David Maxim Micic
01. Everything’s Fine
02. Where Is Now?
05. Wrinkle Maze
BILO 3.0 represents a culmination of several aspects in the life of David Maxim Micic, treading familiar territory in the realm of progressive metal, but offering each of its elements in such a curious juxtaposition that the final product is a treasure unlike anything collected in the genre.
BILO 3.0 begins innocently enough, with a lilting piano melody with intentional accidents swelling into a violently sad-yet-hopeful violin strand reminiscent of works by Nobuo Uematsu and Yasunori Mitsuda, the artists responsible for the legendary music of Final Fantasy and Chrono Trigger, respectively. Soon after, the music explodes into a well-placed-but-generic combination of overdubbed choral work and typical “djent” riffing. If there’s one pitfall to the album it’s that the spinal guitar work leaves something to be desired as far as flair is concerned. Nothing particularly wrong here, but with such fantastic instrumentation littered throughout, there’s a certain empty headspace present.

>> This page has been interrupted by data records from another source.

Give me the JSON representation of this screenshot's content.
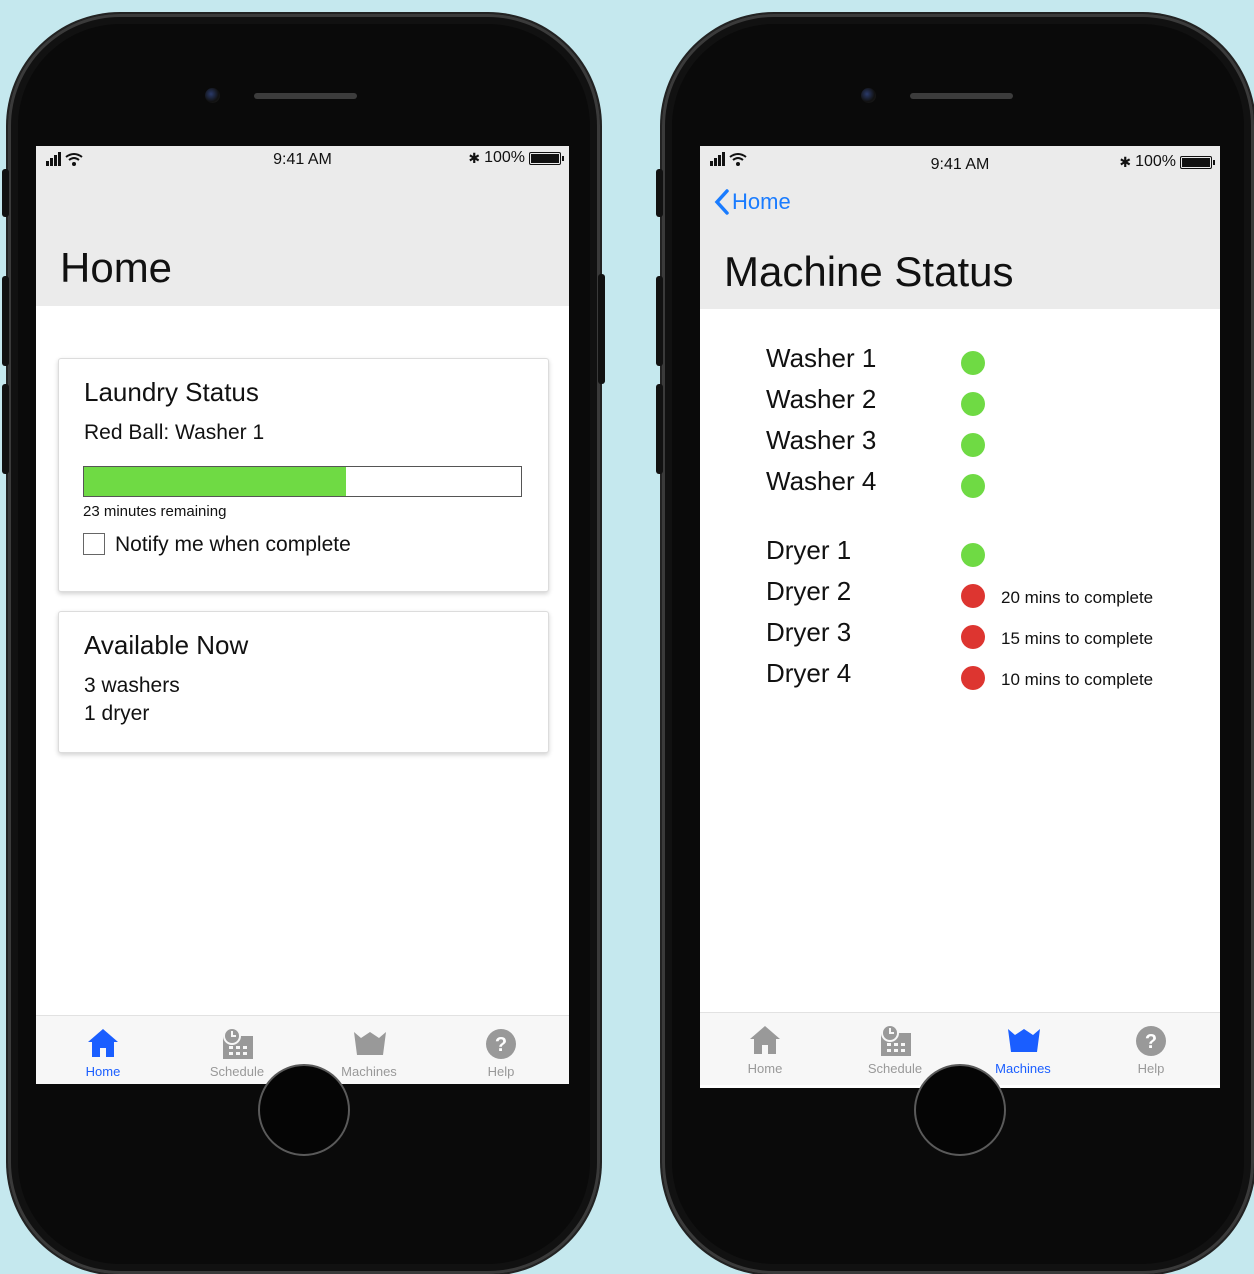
{
  "colors": {
    "background": "#c5e8ee",
    "accent": "#1a5eff",
    "progress": "#6fda44",
    "available": "#6fda44",
    "busy": "#dd3530",
    "inactive_tab": "#999999"
  },
  "status_bar": {
    "time": "9:41 AM",
    "battery": "100%",
    "signal_icon": "signal-bars-icon",
    "wifi_icon": "wifi-icon",
    "bluetooth_icon": "bluetooth-icon"
  },
  "home_screen": {
    "title": "Home",
    "laundry_card": {
      "title": "Laundry Status",
      "machine": "Red Ball: Washer 1",
      "progress": 0.6,
      "remaining": "23 minutes remaining",
      "notify_label": "Notify me when complete",
      "notify_checked": false
    },
    "available_card": {
      "title": "Available Now",
      "washers": "3 washers",
      "dryers": "1 dryer"
    },
    "active_tab": "Home"
  },
  "machine_screen": {
    "back_label": "Home",
    "title": "Machine Status",
    "washers": [
      {
        "name": "Washer 1",
        "status": "available"
      },
      {
        "name": "Washer 2",
        "status": "available"
      },
      {
        "name": "Washer 3",
        "status": "available"
      },
      {
        "name": "Washer 4",
        "status": "available"
      }
    ],
    "dryers": [
      {
        "name": "Dryer 1",
        "status": "available",
        "note": ""
      },
      {
        "name": "Dryer 2",
        "status": "busy",
        "note": "20 mins to complete"
      },
      {
        "name": "Dryer 3",
        "status": "busy",
        "note": "15 mins to complete"
      },
      {
        "name": "Dryer 4",
        "status": "busy",
        "note": "10 mins to complete"
      }
    ],
    "active_tab": "Machines"
  },
  "tabs": [
    {
      "label": "Home",
      "icon": "home-icon"
    },
    {
      "label": "Schedule",
      "icon": "calendar-clock-icon"
    },
    {
      "label": "Machines",
      "icon": "washing-tub-icon"
    },
    {
      "label": "Help",
      "icon": "help-icon"
    }
  ]
}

Regardless of its straight-faced, lackluster backbone, BILO 3.0 receives help from outside sources, providing a Gestaltist realization that Micic likely would not have achieved on his own. Mina Mladenovic offers the beautiful violin solo in “Everything’s Fine,” while Jakub Zytecki lends his guitar handiwork in the wonderful solo to “Where Is Now?” Track three, “Smile,” is decidedly the showcase track as it features a disturbed vocal performance by Aleksandra Djelmas, proposing a desperate and distraught situation of endless blackness deep within one’s self, perhaps a furious cry for soul searching and, in turn, sweet release. Countering the gruffness we have Vladimir Lalic‘s operatic style adding a more demented twist to the hazardous center of the album which is ultimately capped by a life-giving solo by the oft-apocalyptic Jeff Loomis.
After the rapturous rupture that is “Smile,” however, “Nostalgia” presents a more stony performance, almost as if being a passive player, serving more as a lengthy segue to the tear-inducing “Wrinkle Maze” than a track on its own. By contrast, our new destination is a breathtaking halt throwing back to the beginning of the album with yet another piano melody moving into a vocal-laden choral crescendo accentuated by a magnificent guitar solo by Per Nilsson. All the parts of “Wrinkle Maze” mirror earlier moments, but couple with an overall different tone; more of an asseveration versus a repetition. An acknowledgement of the past, but indicative of growth.
“Daydreamers,” as the final track of BILO 3.0, has a hidden title with no name. One such moniker that can be bestowed is “Affirmation.” With our slight retread of musical thematics in “Wrinkle Maze,” we find the apogee of Micic’s latest work in the 11-minute endeavor. The musical journey ends with series of vocal trade-offs by Aleksandra Radosavljevic and Vladimir Lalic, with Aleksandra delivering guides in the form of hopeful words while Vladimir demands submission to pain and humanity, ultimately reminding you that you have but one life to lead and to make the most of it.
“Daydreamers” is further accented halfway through by the innocent inclusion of Micic’s niece, Dunja Markovic, and her angelic, virginal voice pouring through without a care. Backed by a slowly rising instrumentation that politely fuses electronic elements with acoustic rock staples before returning to the resolute rock elements, “Daydreamers” delivers as what may be one of the most inspiring tracks of the year with an anguish-relieving scream from Vladimir before the song fades into nothingness by way of mere whispers.
A mood setter. Thinking man’s music. Anthemic. Whatever you choose to dub BILO 3.0, it is undoubtedly one of the finest albums 2013 has to offer. You are doing yourself a disservice by overlooking it.
David Maxim Micic’s BILO 3.0 gets…